## Work task
Please repeat the entries exactly as they appear and omit any images.

## Input
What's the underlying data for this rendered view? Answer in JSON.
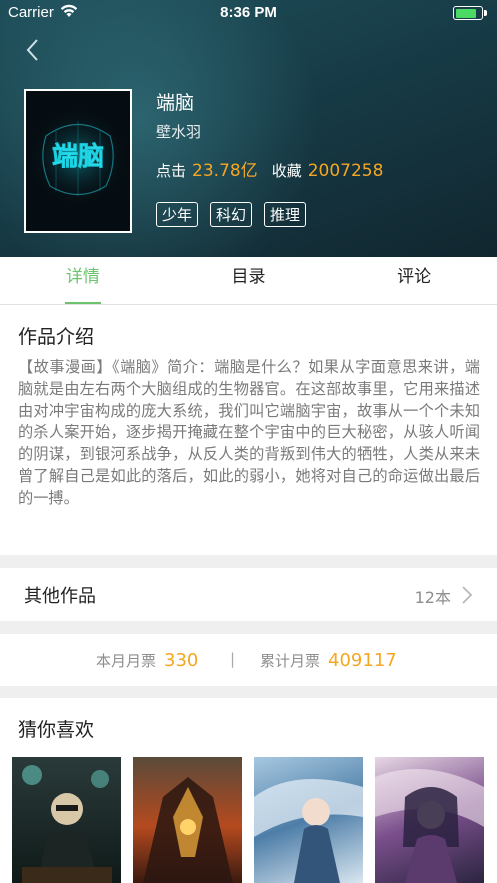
{
  "status_bar": {
    "carrier": "Carrier",
    "time": "8:36 PM",
    "battery_level": 0.8
  },
  "book": {
    "title": "端脑",
    "author": "壁水羽",
    "clicks_label": "点击",
    "clicks_value": "23.78亿",
    "favorites_label": "收藏",
    "favorites_value": "2007258",
    "tags": [
      "少年",
      "科幻",
      "推理"
    ],
    "cover_text": "端脑"
  },
  "tabs": [
    {
      "label": "详情",
      "active": true
    },
    {
      "label": "目录",
      "active": false
    },
    {
      "label": "评论",
      "active": false
    }
  ],
  "intro": {
    "heading": "作品介绍",
    "text": "【故事漫画】《端脑》简介：端脑是什么？如果从字面意思来讲，端脑就是由左右两个大脑组成的生物器官。在这部故事里，它用来描述由对冲宇宙构成的庞大系统，我们叫它端脑宇宙，故事从一个个未知的杀人案开始，逐步揭开掩藏在整个宇宙中的巨大秘密，从骇人听闻的阴谋，到银河系战争，从反人类的背叛到伟大的牺牲，人类从来未曾了解自己是如此的落后，如此的弱小，她将对自己的命运做出最后的一搏。"
  },
  "other_works": {
    "label": "其他作品",
    "count": "12本"
  },
  "monthly_tickets": {
    "this_month_label": "本月月票",
    "this_month_value": "330",
    "separator": "|",
    "total_label": "累计月票",
    "total_value": "409117"
  },
  "recommend": {
    "heading": "猜你喜欢"
  },
  "colors": {
    "accent_green": "#6bc46d",
    "accent_orange": "#f5a623",
    "header_bg": "#173c47"
  }
}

## Response area
What's the underlying data for this rendered view? Answer in JSON.
{
  "status_bar": {
    "carrier": "Carrier",
    "time": "8:36 PM",
    "battery_level": 0.8
  },
  "book": {
    "title": "端脑",
    "author": "壁水羽",
    "clicks_label": "点击",
    "clicks_value": "23.78亿",
    "favorites_label": "收藏",
    "favorites_value": "2007258",
    "tags": [
      "少年",
      "科幻",
      "推理"
    ],
    "cover_text": "端脑"
  },
  "tabs": [
    {
      "label": "详情",
      "active": true
    },
    {
      "label": "目录",
      "active": false
    },
    {
      "label": "评论",
      "active": false
    }
  ],
  "intro": {
    "heading": "作品介绍",
    "text": "【故事漫画】《端脑》简介：端脑是什么？如果从字面意思来讲，端脑就是由左右两个大脑组成的生物器官。在这部故事里，它用来描述由对冲宇宙构成的庞大系统，我们叫它端脑宇宙，故事从一个个未知的杀人案开始，逐步揭开掩藏在整个宇宙中的巨大秘密，从骇人听闻的阴谋，到银河系战争，从反人类的背叛到伟大的牺牲，人类从来未曾了解自己是如此的落后，如此的弱小，她将对自己的命运做出最后的一搏。"
  },
  "other_works": {
    "label": "其他作品",
    "count": "12本"
  },
  "monthly_tickets": {
    "this_month_label": "本月月票",
    "this_month_value": "330",
    "separator": "|",
    "total_label": "累计月票",
    "total_value": "409117"
  },
  "recommend": {
    "heading": "猜你喜欢"
  },
  "colors": {
    "accent_green": "#6bc46d",
    "accent_orange": "#f5a623",
    "header_bg": "#173c47"
  }
}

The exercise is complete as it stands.